Layer 3 / layer 4 DDoS attacks, which target network equipment and infrastructure — as opposed to applications — originated closer to our side of the world. Vietnam was the largest source of L3/L4 attacks last quarter (followed by Paraguay, Moldova, and Jamaica). 


Core DDoS protection capabilities 

Because of the increasing complexity and volume of DDoS attacks (as well as evolving attack methods, which are explored more in Cloudflare’s report), your customers need specially designed network equipment or cloud-based DDoS protection. 

Generally speaking, these are the core DDoS mitigation service capabilities:

  • The ability to differentiate between attack traffic and legitimate traffic: Your customers need to be able to tell the difference between an attack and a high volume of normal traffic (for example, during peak holiday online shopping seasons). They shouldn’t block service for legitimate visitors.
  • The ability to detect bad bots and block malicious bot traffic without interrupting legitimate user traffic: Some bots, like those used for customer chatbots and digital assistants on websites, are “good.” But other bots — like those used to launch DDoS attacks — are malicious. Your customers need a way to proactively stop malicious bots before they ever reach their website.
  • The ability to analyze traffic to find malicious patterns that can aid in improving defenses: An effective DDoS mitigation solution will look for patterns across the Internet, like particular attacks coming from certain countries, repeating offending IP blocks, and more.


Four questions to ask customers seeking DDoS protection

Selecting the right DDoS mitigation service requires a comprehensive approach to protecting networks and users. Here are four questions to consider when helping your customers create the strongest possible security posture:
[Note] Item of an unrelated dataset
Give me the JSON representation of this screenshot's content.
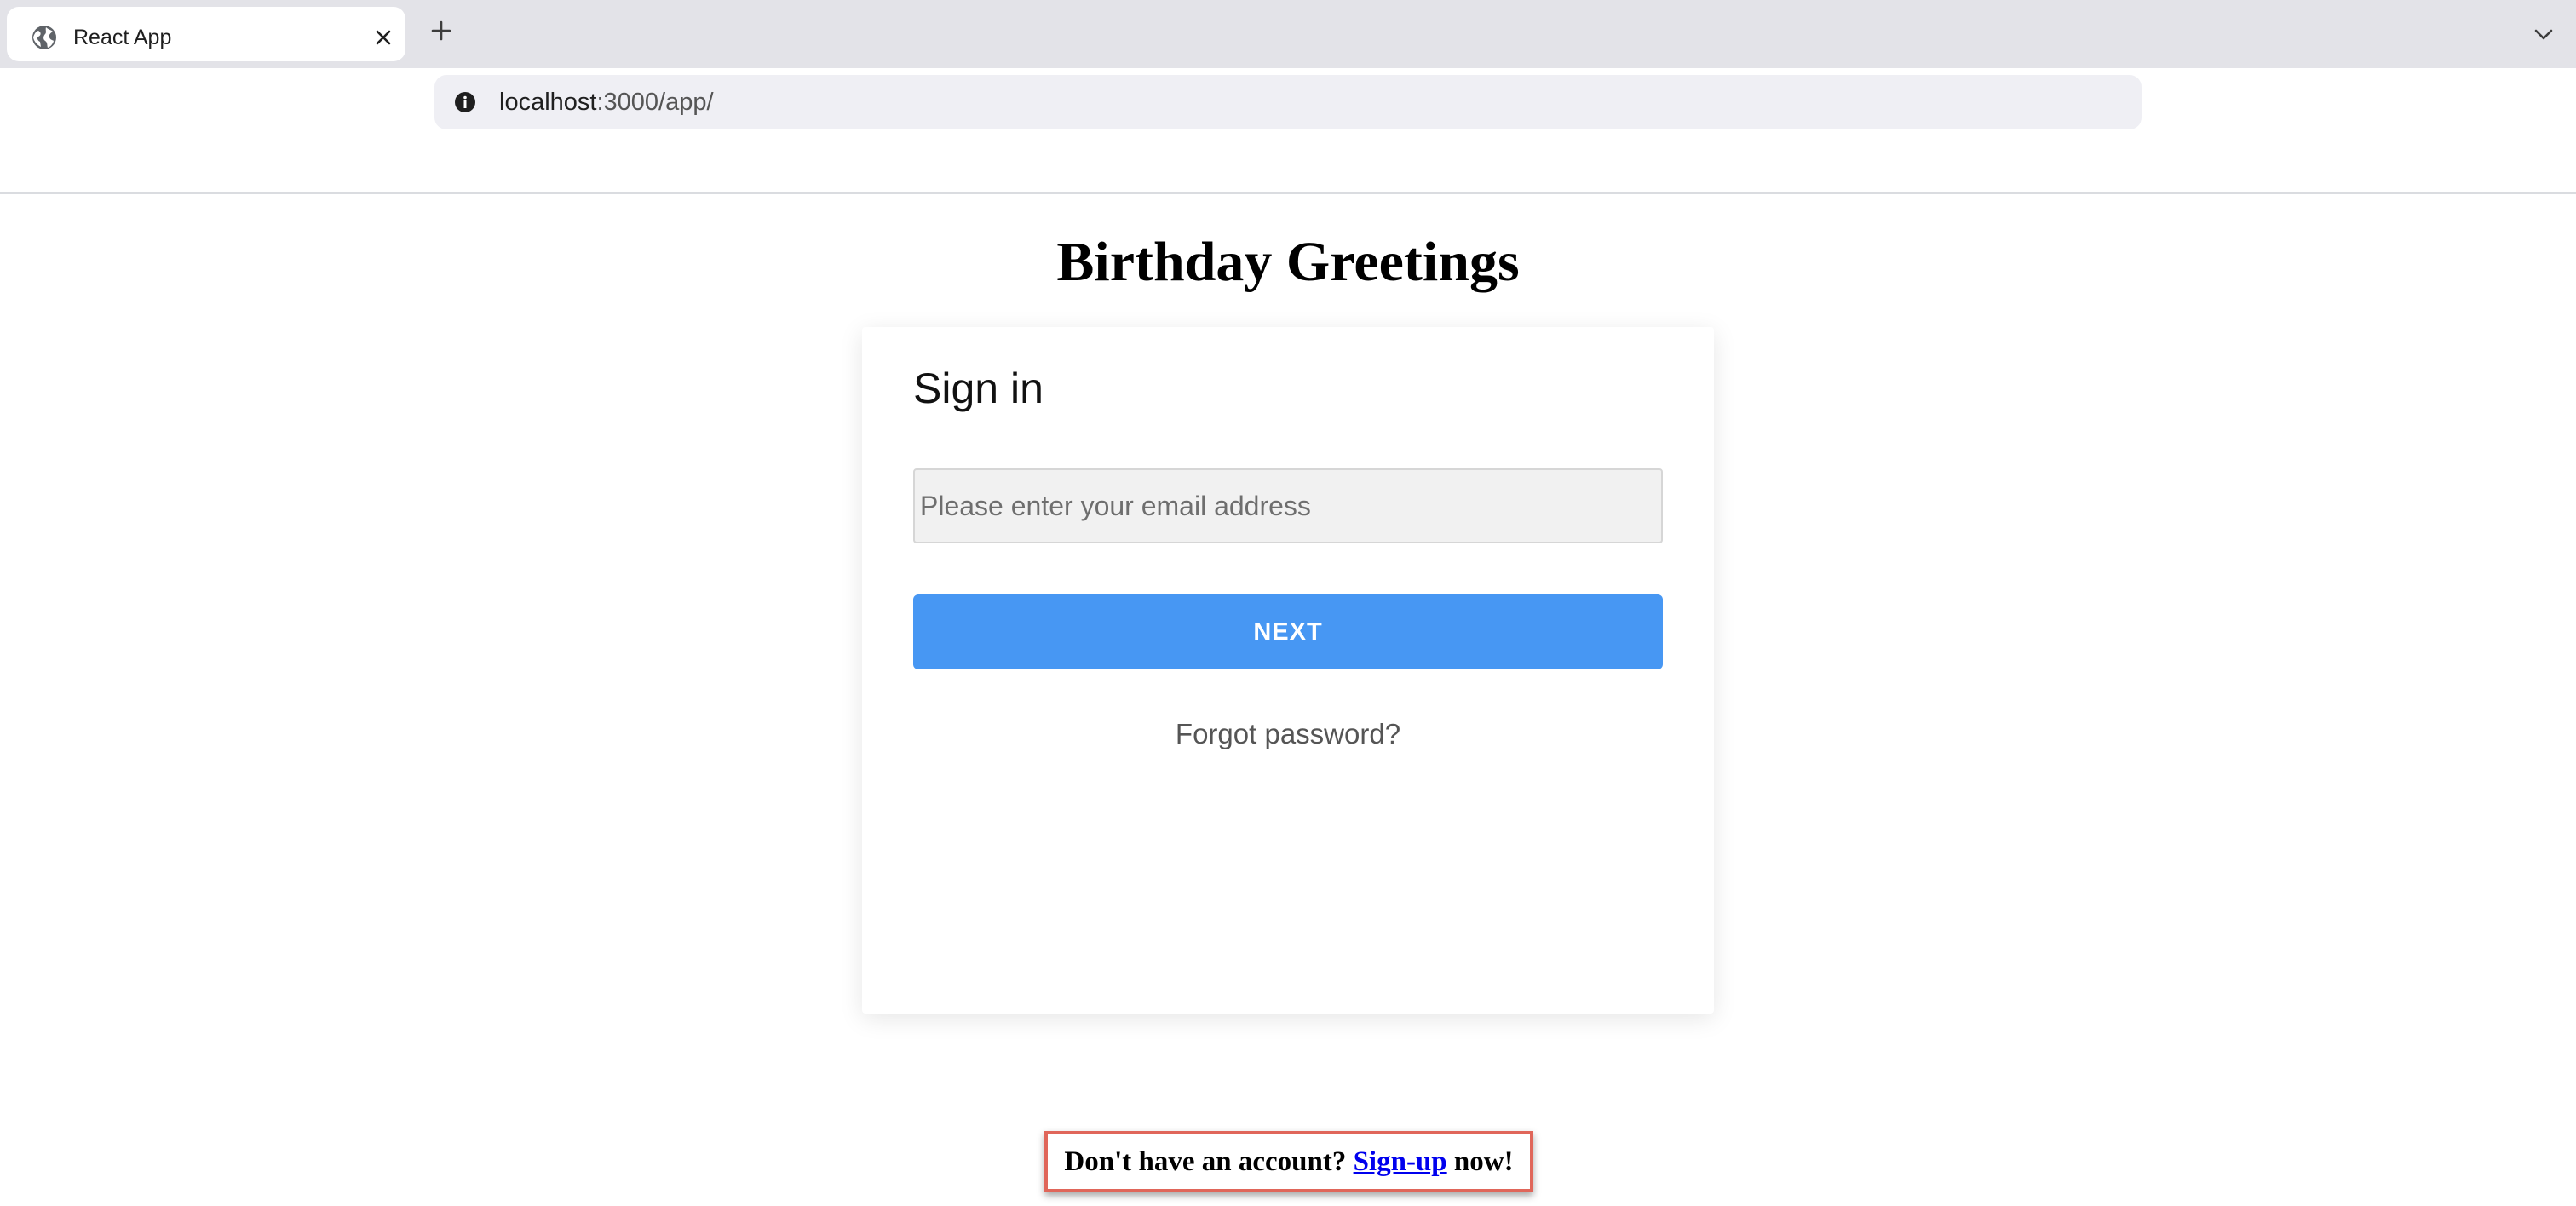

  1. Are they migrating to cloud-native services? Cloud-native DDoS mitigation can scale seamlessly with their business needs without imposing artificial performance bottlenecks, while cloud-hosted virtual appliances may come with more management complexity.
  2. How much network capacity do they need? Network bandwidth can vary greatly depending on an organization’s size and the applications they use. Some organizations can be easily knocked offline by relatively small attacks if their provider has insufficient network capacity to absorb DDoS traffic. Help them combat attacks by selecting a provider that offers enough network capacity to withstand attacks without causing downtime or degraded performance.
  3. What is their tolerance for business risk and latency? If your customer acknowledges that anything longer than a few seconds of downtime is unacceptable, then they should use a service with the lowest possible time-to-mitigation (TTM), and with DDoS capabilities across every data center.
  4. How and when do they want to automate DDoS protection? As DDoS attacks are typically carried out by bots, automated detection and mitigation are crucial for effective defense. Certain DDoS mitigation services offer automation and self-serviceability from a dashboard or API, enabling customers to quickly turn on and manage their threat protection.

Contact for all your technology needs.


Start a discussion, not a fire. Post with kindness



Subscribe to the Dicker Data blog

for regular updates and insights